(Records from a data source)
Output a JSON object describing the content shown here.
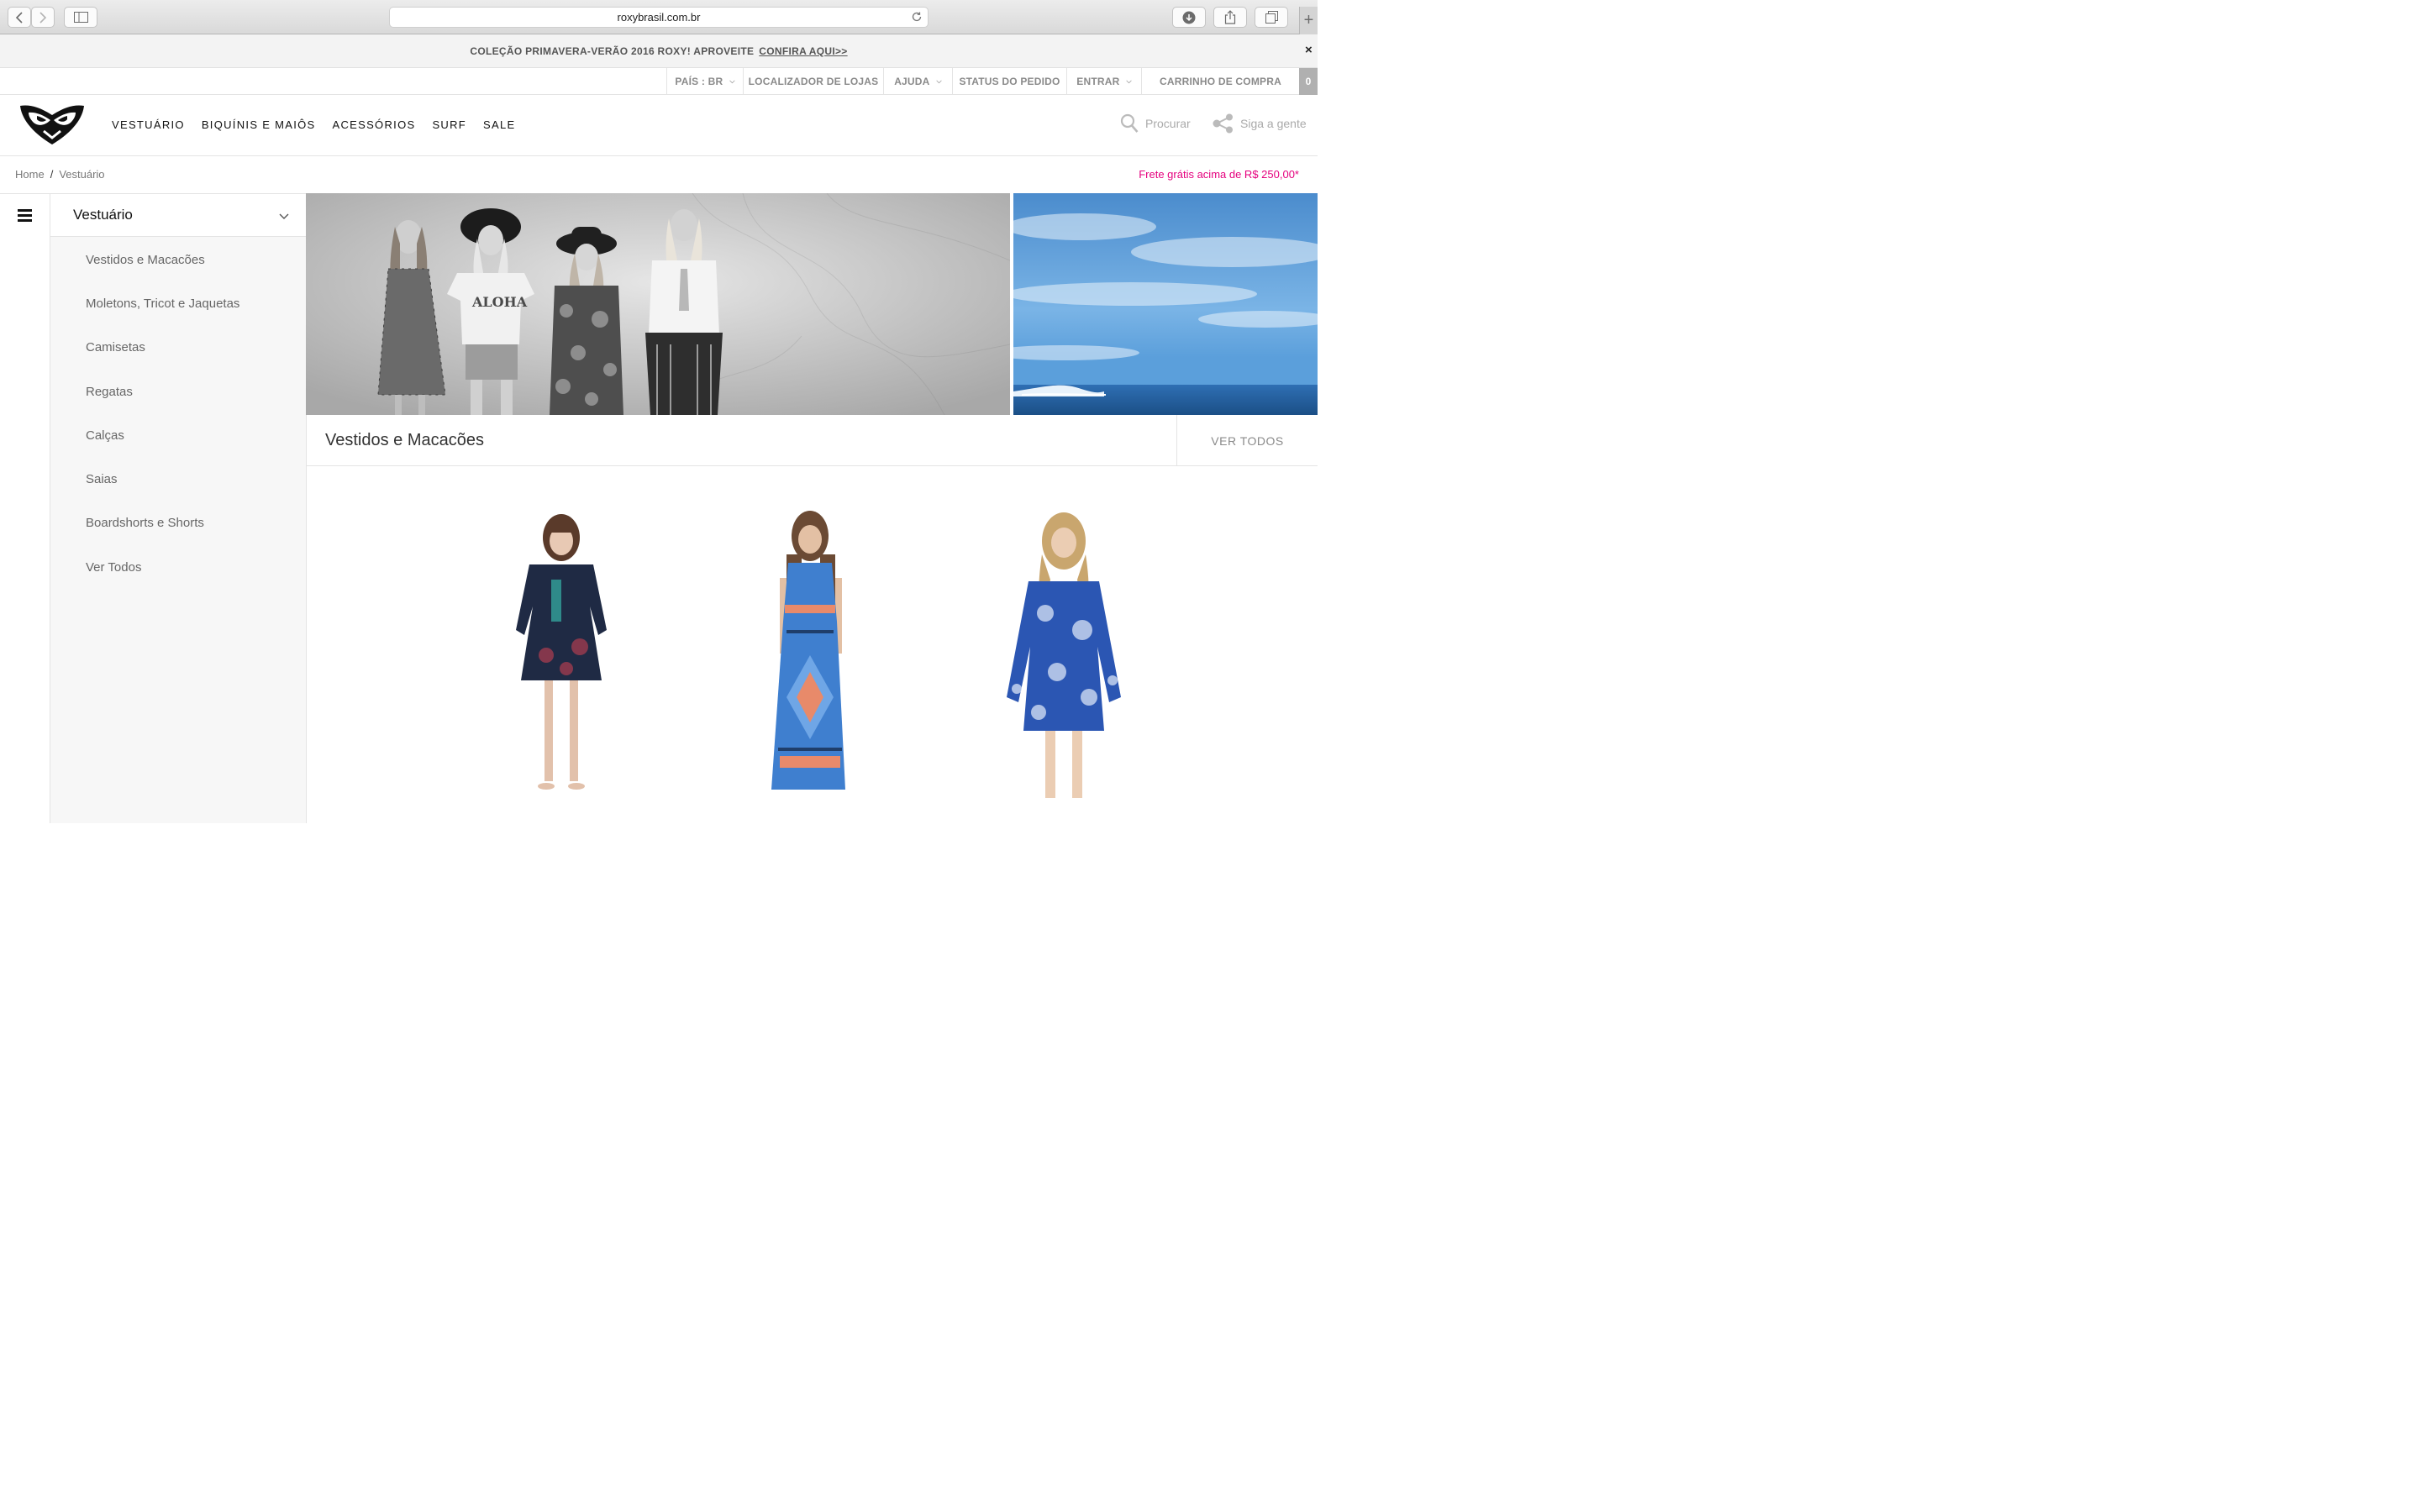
{
  "browser": {
    "url": "roxybrasil.com.br"
  },
  "promo": {
    "text": "COLEÇÃO PRIMAVERA-VERÃO 2016 ROXY! APROVEITE",
    "link": "CONFIRA AQUI>>",
    "close": "×"
  },
  "utility_nav": {
    "country": "PAÍS : BR",
    "stores": "LOCALIZADOR DE LOJAS",
    "help": "AJUDA",
    "order_status": "STATUS DO PEDIDO",
    "login": "ENTRAR",
    "cart": "CARRINHO DE COMPRA",
    "cart_count": "0"
  },
  "main_nav": {
    "items": [
      "VESTUÁRIO",
      "BIQUÍNIS E MAIÔS",
      "ACESSÓRIOS",
      "SURF",
      "SALE"
    ],
    "search": "Procurar",
    "follow": "Siga a gente"
  },
  "breadcrumb": {
    "home": "Home",
    "separator": "/",
    "current": "Vestuário"
  },
  "shipping_note": "Frete grátis acima de R$ 250,00*",
  "category_panel": {
    "title": "Vestuário",
    "items": [
      "Vestidos e Macacões",
      "Moletons, Tricot e Jaquetas",
      "Camisetas",
      "Regatas",
      "Calças",
      "Saias",
      "Boardshorts e Shorts",
      "Ver Todos"
    ]
  },
  "hero": {
    "tshirt_text": "ALOHA"
  },
  "section": {
    "title": "Vestidos e Macacões",
    "view_all": "VER TODOS"
  },
  "colors": {
    "accent_pink": "#e5007e",
    "muted_text": "#8a8a8a"
  }
}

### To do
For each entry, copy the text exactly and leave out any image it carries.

### Your response
Output a JSON object describing the content shown here.
{
  "browser": {
    "url": "roxybrasil.com.br"
  },
  "promo": {
    "text": "COLEÇÃO PRIMAVERA-VERÃO 2016 ROXY! APROVEITE",
    "link": "CONFIRA AQUI>>",
    "close": "×"
  },
  "utility_nav": {
    "country": "PAÍS : BR",
    "stores": "LOCALIZADOR DE LOJAS",
    "help": "AJUDA",
    "order_status": "STATUS DO PEDIDO",
    "login": "ENTRAR",
    "cart": "CARRINHO DE COMPRA",
    "cart_count": "0"
  },
  "main_nav": {
    "items": [
      "VESTUÁRIO",
      "BIQUÍNIS E MAIÔS",
      "ACESSÓRIOS",
      "SURF",
      "SALE"
    ],
    "search": "Procurar",
    "follow": "Siga a gente"
  },
  "breadcrumb": {
    "home": "Home",
    "separator": "/",
    "current": "Vestuário"
  },
  "shipping_note": "Frete grátis acima de R$ 250,00*",
  "category_panel": {
    "title": "Vestuário",
    "items": [
      "Vestidos e Macacões",
      "Moletons, Tricot e Jaquetas",
      "Camisetas",
      "Regatas",
      "Calças",
      "Saias",
      "Boardshorts e Shorts",
      "Ver Todos"
    ]
  },
  "hero": {
    "tshirt_text": "ALOHA"
  },
  "section": {
    "title": "Vestidos e Macacões",
    "view_all": "VER TODOS"
  },
  "colors": {
    "accent_pink": "#e5007e",
    "muted_text": "#8a8a8a"
  }
}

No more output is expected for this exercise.